10 Day Cultural Tour in Israel

The tour includes the itinerary of the 8 Day Cultural tour in Israel plus 2 extra days.


Day 9 of the Cultural Tour in Israel

Flexible day with multiple options!

 

Beer Sheba is the largest city in the southern Negev desert region. It dates back to ancient times which we will explore at Tel Beer Sheba National park, a UNESCO heritage site. Originally settled in the 4th century BC, the city was an important government center of the Kingdom of Judah and had its own water system including one of the deepest wells in Israel.  

 

We will proceed to the modern-day Beersheba which is one of the largest metropolitan areas in southern Israel founded at the start of the 20th century. The Bedouin Farmers Market is an excellent place to sample fresh fruits and vegetables.  

 

For the remainder of the day, there are many destinations from which to choose, depending upon your preferences. Biblical cities such as Bethlehem and Beth Shemesh could be considered or a visit Elah Valley in the Judean Mountains. Here there is a stunning panoramic view of the location where King Saul and the men of Israel gathered for battle with the Philistines. 

 

For a change of pace, a visit to the Latrun Monastery in the Ayalon valley is famous for its olive oil and wine. The Yad Lashiryon Museum would be an excellent choice. It is the official memorial for soldiers from the Armored Corps who fell in combat and also the largest and most diverse display of tanks in the world. For other options, just ask me!

 

Day 10 of the Cultural Tour in Israel

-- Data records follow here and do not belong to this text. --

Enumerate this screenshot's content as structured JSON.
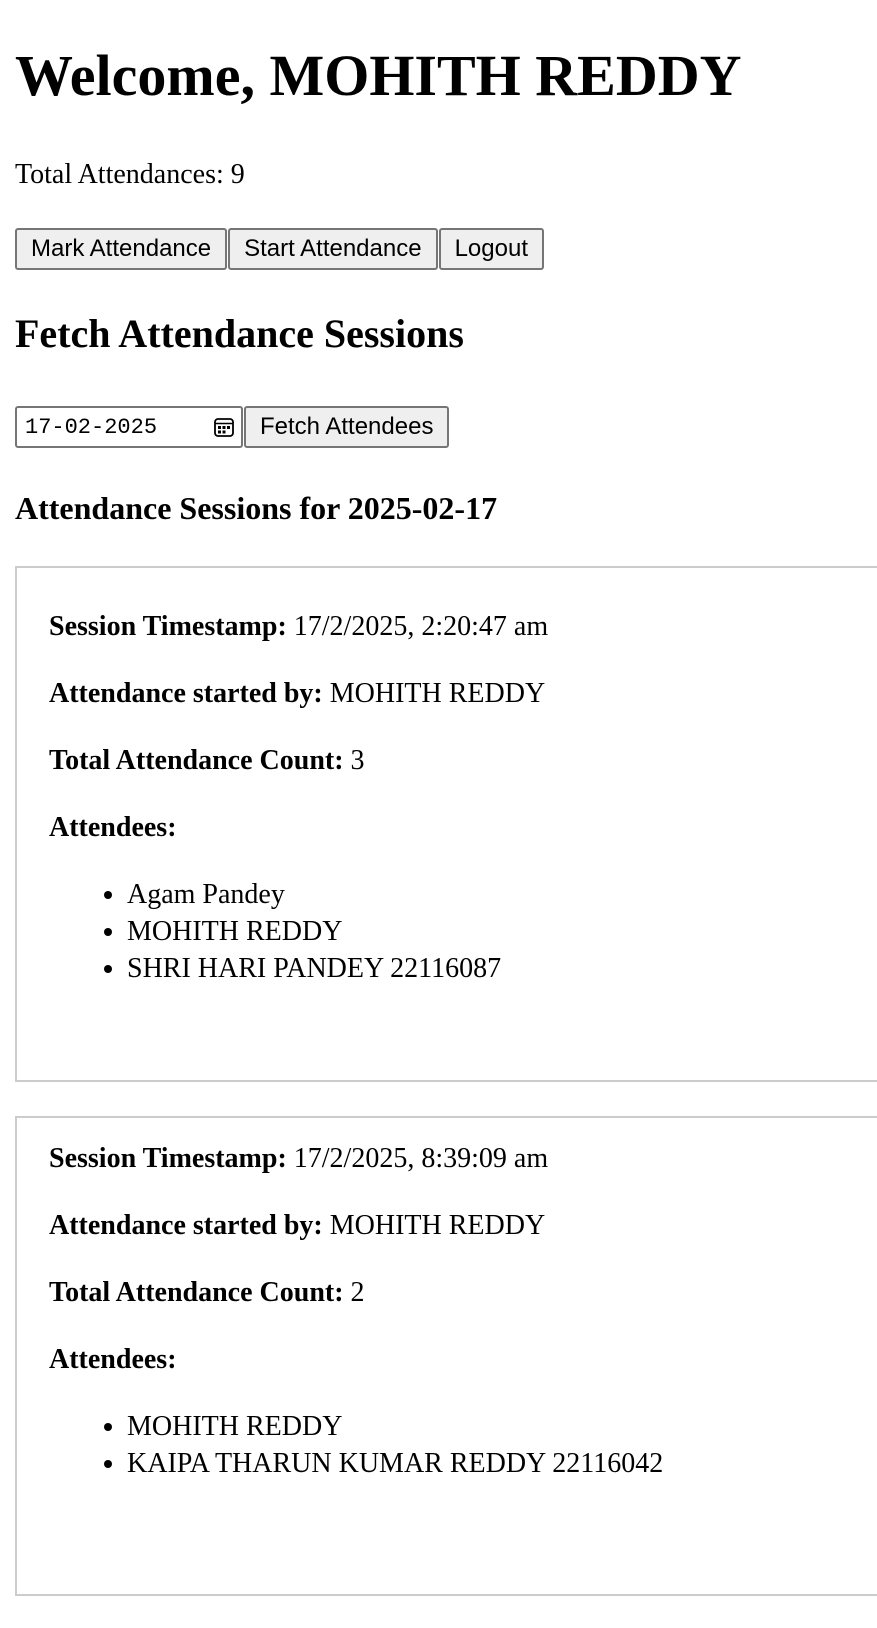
{
  "header": {
    "welcome": "Welcome, MOHITH REDDY",
    "total_attendances": "Total Attendances: 9"
  },
  "actions": {
    "mark_label": "Mark Attendance",
    "start_label": "Start Attendance",
    "logout_label": "Logout"
  },
  "fetch": {
    "title": "Fetch Attendance Sessions",
    "date_value": "17-02-2025",
    "button_label": "Fetch Attendees",
    "calendar_icon": "calendar-icon"
  },
  "sessions_heading": "Attendance Sessions for 2025-02-17",
  "labels": {
    "timestamp": "Session Timestamp:",
    "started_by": "Attendance started by:",
    "count": "Total Attendance Count:",
    "attendees": "Attendees:"
  },
  "sessions": [
    {
      "timestamp": "17/2/2025, 2:20:47 am",
      "started_by": "MOHITH REDDY",
      "count": "3",
      "attendees": [
        "Agam Pandey",
        "MOHITH REDDY",
        "SHRI HARI PANDEY 22116087"
      ]
    },
    {
      "timestamp": "17/2/2025, 8:39:09 am",
      "started_by": "MOHITH REDDY",
      "count": "2",
      "attendees": [
        "MOHITH REDDY",
        "KAIPA THARUN KUMAR REDDY 22116042"
      ]
    }
  ]
}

The last day of our tour will be spent in Tel Aviv!

 

According to Trip Advisor, Tel Aviv was ranked third most popular destination in the Middle East. With 14 km of sandy beaches, diverse population, local attractions and celebrated nightlife, it is not surprising there are 2.5 million tourists visiting every year.

 

The city is also known as the historical birthplace of the State of Israel when the Independence Declaration was signed on May 14, 1948 was signed by the first Prime Minister David Ben Gurion. We will visit the building where the newly established government met for the first time.  

 

The American-German Colony is a small neighborhood settled in 1866 by The Christian Lovers of Zion from Maine. A group of 157 men, women and children arrived to prepare for the establishment of a Jewish nation. The endeavor was disastrous with only 24 settlers remaining after just two years.  In 1869, German Templers arrived, bought the abandoned property and successfully established residence. The Emmanuel Church was built in 1904. 

 

Our next destination is ancient Jaffa, one of the oldest surviving seaports in the world. The first known recorded reference to the city is found in the Egyptian Harris papyrus that dates to 1440 BC. The sweeping view of Tel Aviv along the Mediterranean Sea is stunning. 

 

We will visit the famous St. Peter’s Church of the Franciscan Order which was built to commemorate Peter’s visit and his miraculous raising of Tabitha (Dorcas) from the dead (Acts 9:36-43) and then house where St. Peter stayed. There are numerous art galleries tucked in the narrow streets which wind down to the Port where we will have our farewell dinner.